  52. Coping With A Large Patient Base

  53. Successful Dental Practice Transitions

  54. Taking Care of Business

  55. The Investing Dentist Phenomenon

  56. Two areas to focus upon that could negatively impact the value of your practice

  57. Organize your Debt in Order to Sell your Practice

  58. Having a Better Team

  59. How Do I Prepare My Practice For Sale

  60. How Do I Prepare My Practice For Sale? Part 3

  61. How Do I Prepare My Practice For Sale? Part 2

  62. How Do I Prepare My Practice For Sale? Part 1

  63. Advice to My Son or Daughter Graduating from Dental School

  64. Transition - What to Expect

  65. Discussion on Digital X-Rays

  66. Partnerships and Shotguns

  67. Strategic Planning - How to Get Started

  68. Calling All Vendors - Practices have Gone Up in Value

  69. Purchasers: Expect to Pay More for a Practice because of Lower Professional Corporation Tax Rates

  70. Matrimonial Practice Valuations

  71. Purchaser's Guide to Affording a Practice

  72. Location Improvements Throughout Your Career

  73. Small Practice Valuations

  74. Partnerships – The Best and The Worst

  75. Changing Location When the Opportunity Comes Along

  76. Visual Presentation of Your Practice

  77. Presentation of Charts

  78. Your Premises Lease Can Be Your Worst Enemy

  79. How to Select an Appraiser for Your Practice

  80. How Are Your Billing Ratios?

  81. It Pays to Invest in Your Tangible Assets

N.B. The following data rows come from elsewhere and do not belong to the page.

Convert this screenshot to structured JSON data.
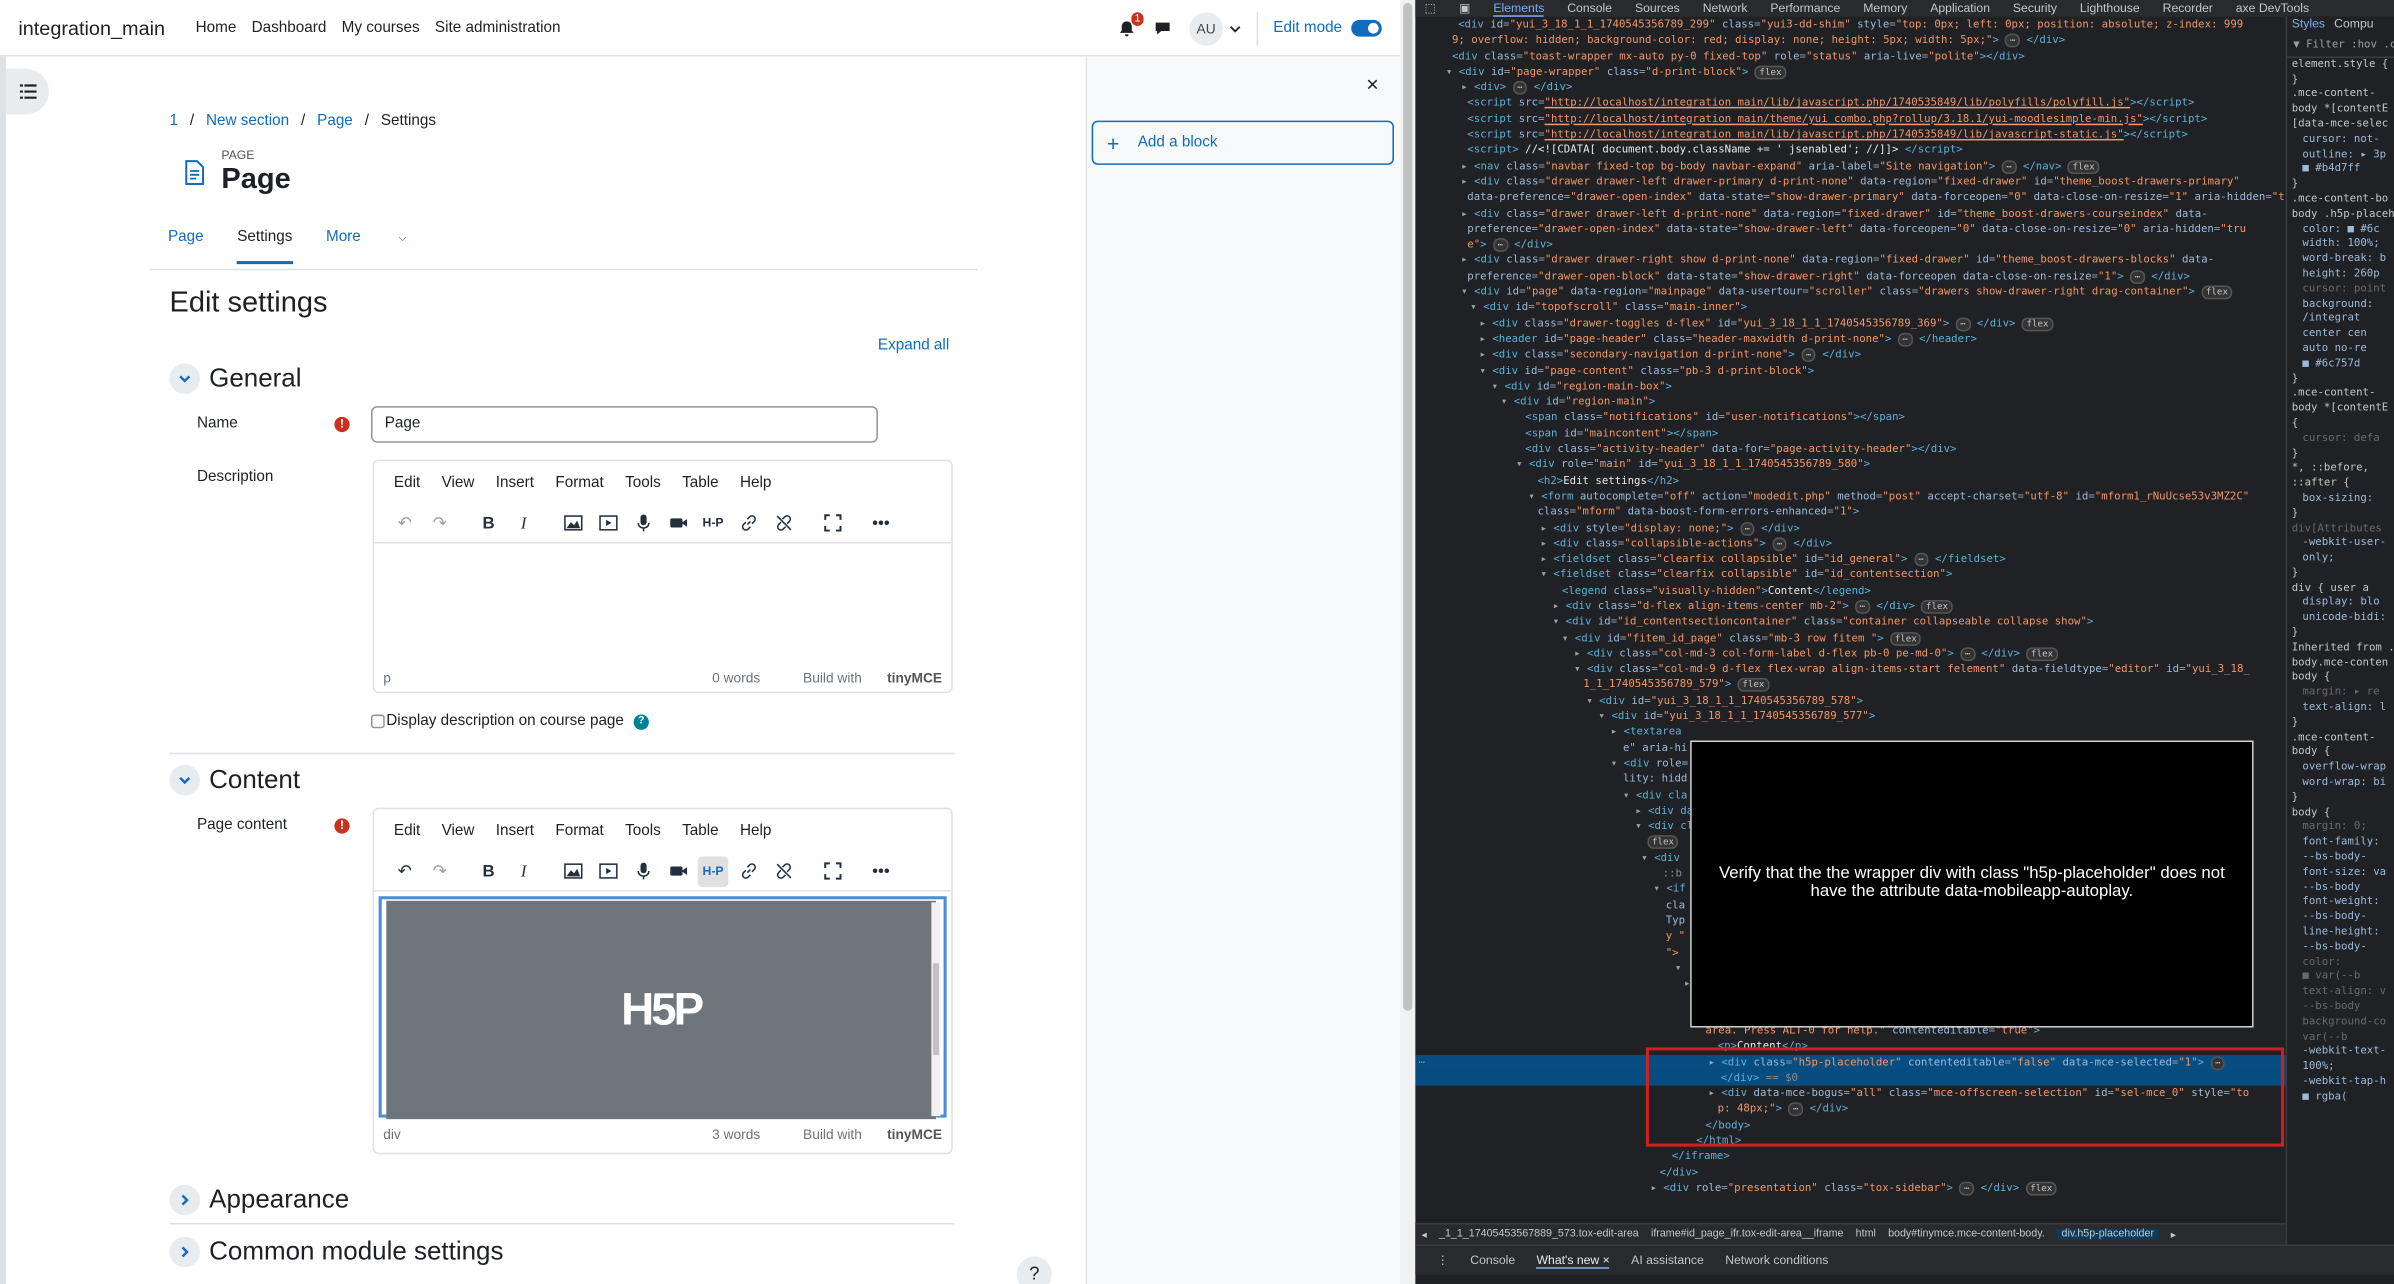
{
  "site": {
    "brand": "integration_main",
    "nav": [
      "Home",
      "Dashboard",
      "My courses",
      "Site administration"
    ]
  },
  "user": {
    "notifications_count": "1",
    "initials": "AU",
    "edit_mode_label": "Edit mode"
  },
  "drawer": {
    "close": "×",
    "add_block": "Add a block"
  },
  "breadcrumb": {
    "c1": "1",
    "sep": "/",
    "c2": "New section",
    "c3": "Page",
    "c4": "Settings"
  },
  "page": {
    "kind": "PAGE",
    "title": "Page"
  },
  "tabs": {
    "t1": "Page",
    "t2": "Settings",
    "t3": "More"
  },
  "form": {
    "heading": "Edit settings",
    "expand_all": "Expand all",
    "general": "General",
    "name_label": "Name",
    "name_value": "Page",
    "description_label": "Description",
    "display_desc": "Display description on course page",
    "content": "Content",
    "page_content_label": "Page content",
    "appearance": "Appearance",
    "common": "Common module settings"
  },
  "editor": {
    "menu": [
      "Edit",
      "View",
      "Insert",
      "Format",
      "Tools",
      "Table",
      "Help"
    ],
    "desc_status_path": "p",
    "desc_words": "0 words",
    "content_status_path": "div",
    "content_words": "3 words",
    "build_with": "Build with",
    "tinymce": "tinyMCE",
    "h5p_logo": "H5P",
    "h5p_button": "H-P"
  },
  "help_q": "?",
  "devtools": {
    "tabs": [
      "Elements",
      "Console",
      "Sources",
      "Network",
      "Performance",
      "Memory",
      "Application",
      "Security",
      "Lighthouse",
      "Recorder",
      "axe DevTools"
    ],
    "overlay_text": "Verify that the the wrapper div with class \"h5p-placeholder\" does not have the attribute data-mobileapp-autoplay.",
    "breadcrumb": [
      "_1_1_17405453567889_573.tox-edit-area",
      "iframe#id_page_ifr.tox-edit-area__iframe",
      "html",
      "body#tinymce.mce-content-body.",
      "div.h5p-placeholder"
    ],
    "drawer_tabs": [
      "Console",
      "What's new ×",
      "AI assistance",
      "Network conditions"
    ],
    "styles_tabs": [
      "Styles",
      "Compu"
    ]
  },
  "colors": {
    "accent": "#0f6cbf",
    "required": "#ca3120",
    "devtools_bg": "#202124",
    "highlight_box": "#d11f1f"
  }
}
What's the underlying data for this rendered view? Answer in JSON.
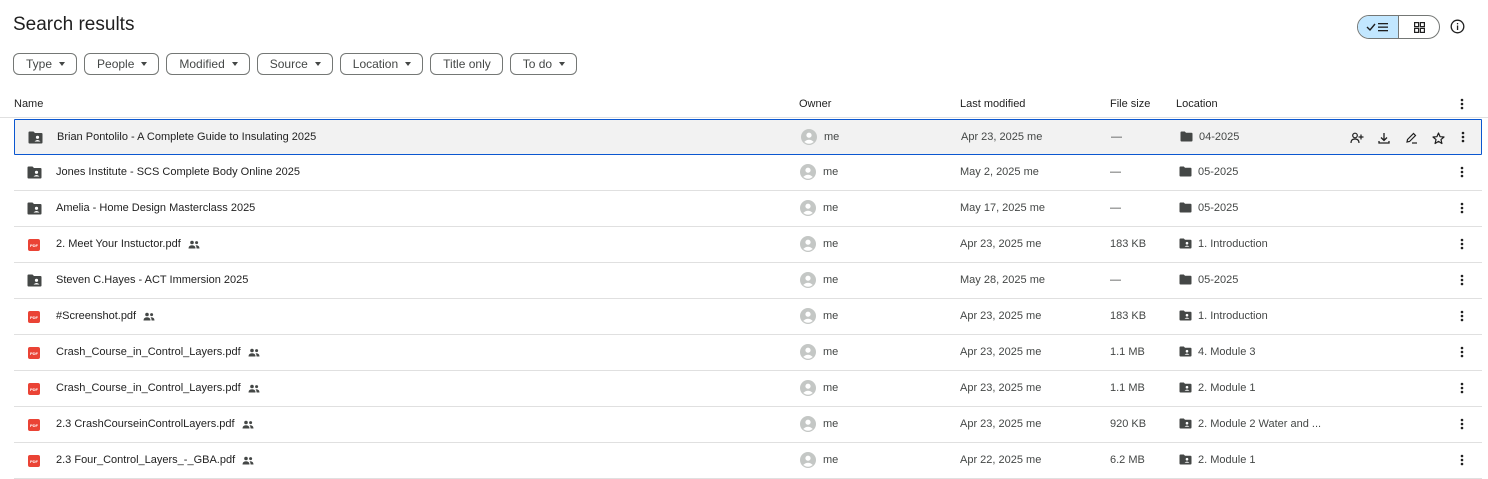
{
  "page": {
    "title": "Search results"
  },
  "filters": [
    "Type",
    "People",
    "Modified",
    "Source",
    "Location",
    "Title only",
    "To do"
  ],
  "columns": {
    "name": "Name",
    "owner": "Owner",
    "modified": "Last modified",
    "size": "File size",
    "location": "Location"
  },
  "rows": [
    {
      "name": "Brian Pontolilo - A Complete Guide to Insulating 2025",
      "type": "shared-folder",
      "shared": false,
      "owner": "me",
      "modified": "Apr 23, 2025 me",
      "size": "—",
      "location": "04-2025",
      "location_type": "folder"
    },
    {
      "name": "Jones Institute - SCS Complete Body Online 2025",
      "type": "shared-folder",
      "shared": false,
      "owner": "me",
      "modified": "May 2, 2025 me",
      "size": "—",
      "location": "05-2025",
      "location_type": "folder"
    },
    {
      "name": "Amelia - Home Design Masterclass 2025",
      "type": "shared-folder",
      "shared": false,
      "owner": "me",
      "modified": "May 17, 2025 me",
      "size": "—",
      "location": "05-2025",
      "location_type": "folder"
    },
    {
      "name": "2. Meet Your Instuctor.pdf",
      "type": "pdf",
      "shared": true,
      "owner": "me",
      "modified": "Apr 23, 2025 me",
      "size": "183 KB",
      "location": "1. Introduction",
      "location_type": "shared-folder"
    },
    {
      "name": "Steven C.Hayes - ACT Immersion 2025",
      "type": "shared-folder",
      "shared": false,
      "owner": "me",
      "modified": "May 28, 2025 me",
      "size": "—",
      "location": "05-2025",
      "location_type": "folder"
    },
    {
      "name": "#Screenshot.pdf",
      "type": "pdf",
      "shared": true,
      "owner": "me",
      "modified": "Apr 23, 2025 me",
      "size": "183 KB",
      "location": "1. Introduction",
      "location_type": "shared-folder"
    },
    {
      "name": "Crash_Course_in_Control_Layers.pdf",
      "type": "pdf",
      "shared": true,
      "owner": "me",
      "modified": "Apr 23, 2025 me",
      "size": "1.1 MB",
      "location": "4. Module 3",
      "location_type": "shared-folder"
    },
    {
      "name": "Crash_Course_in_Control_Layers.pdf",
      "type": "pdf",
      "shared": true,
      "owner": "me",
      "modified": "Apr 23, 2025 me",
      "size": "1.1 MB",
      "location": "2. Module 1",
      "location_type": "shared-folder"
    },
    {
      "name": "2.3 CrashCourseinControlLayers.pdf",
      "type": "pdf",
      "shared": true,
      "owner": "me",
      "modified": "Apr 23, 2025 me",
      "size": "920 KB",
      "location": "2. Module 2 Water and ...",
      "location_type": "shared-folder"
    },
    {
      "name": "2.3 Four_Control_Layers_-_GBA.pdf",
      "type": "pdf",
      "shared": true,
      "owner": "me",
      "modified": "Apr 22, 2025 me",
      "size": "6.2 MB",
      "location": "2. Module 1",
      "location_type": "shared-folder"
    }
  ],
  "pdf_badge": "PDF",
  "colors": {
    "selection_border": "#0b57d0",
    "toggle_active": "#c2e7ff",
    "pdf_red": "#ea4335"
  }
}
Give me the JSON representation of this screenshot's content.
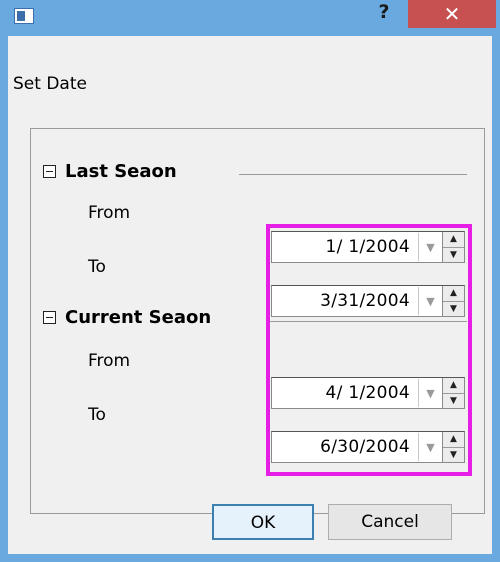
{
  "window": {
    "help_label": "?",
    "close_label": "✕",
    "icon": "app-window-icon"
  },
  "heading": "Set Date",
  "sections": [
    {
      "title": "Last Seaon",
      "toggle": "⊟",
      "rows": [
        {
          "label": "From",
          "value": "1/  1/2004"
        },
        {
          "label": "To",
          "value": "3/31/2004"
        }
      ]
    },
    {
      "title": "Current Seaon",
      "toggle": "⊟",
      "rows": [
        {
          "label": "From",
          "value": "4/  1/2004"
        },
        {
          "label": "To",
          "value": "6/30/2004"
        }
      ]
    }
  ],
  "icons": {
    "dropdown": "chevron-down-icon",
    "spin_up": "spin-up-icon",
    "spin_down": "spin-down-icon"
  },
  "highlight_color": "#e61ee6",
  "buttons": {
    "ok": "OK",
    "cancel": "Cancel"
  }
}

  82. The Importance of Separate Financial Statements

  83. Five Time Frame Levels to Sell a Practice

  84. 12 Suggestions to Safeguard Computer Data

  85. How to Buy a Visible Practice

  86. Why is there a shortage of good practices today?

  87. The Importance of Equipment in the Purchase of a Practice

  88. The Balanced Practice

  89. Will My Practice Be Saleable in The Future?

  90. Buyer Be Aware

  91. Excess Profit - The Second Key

  92. Patients and Profits are the Keys

  93. Plan Ahead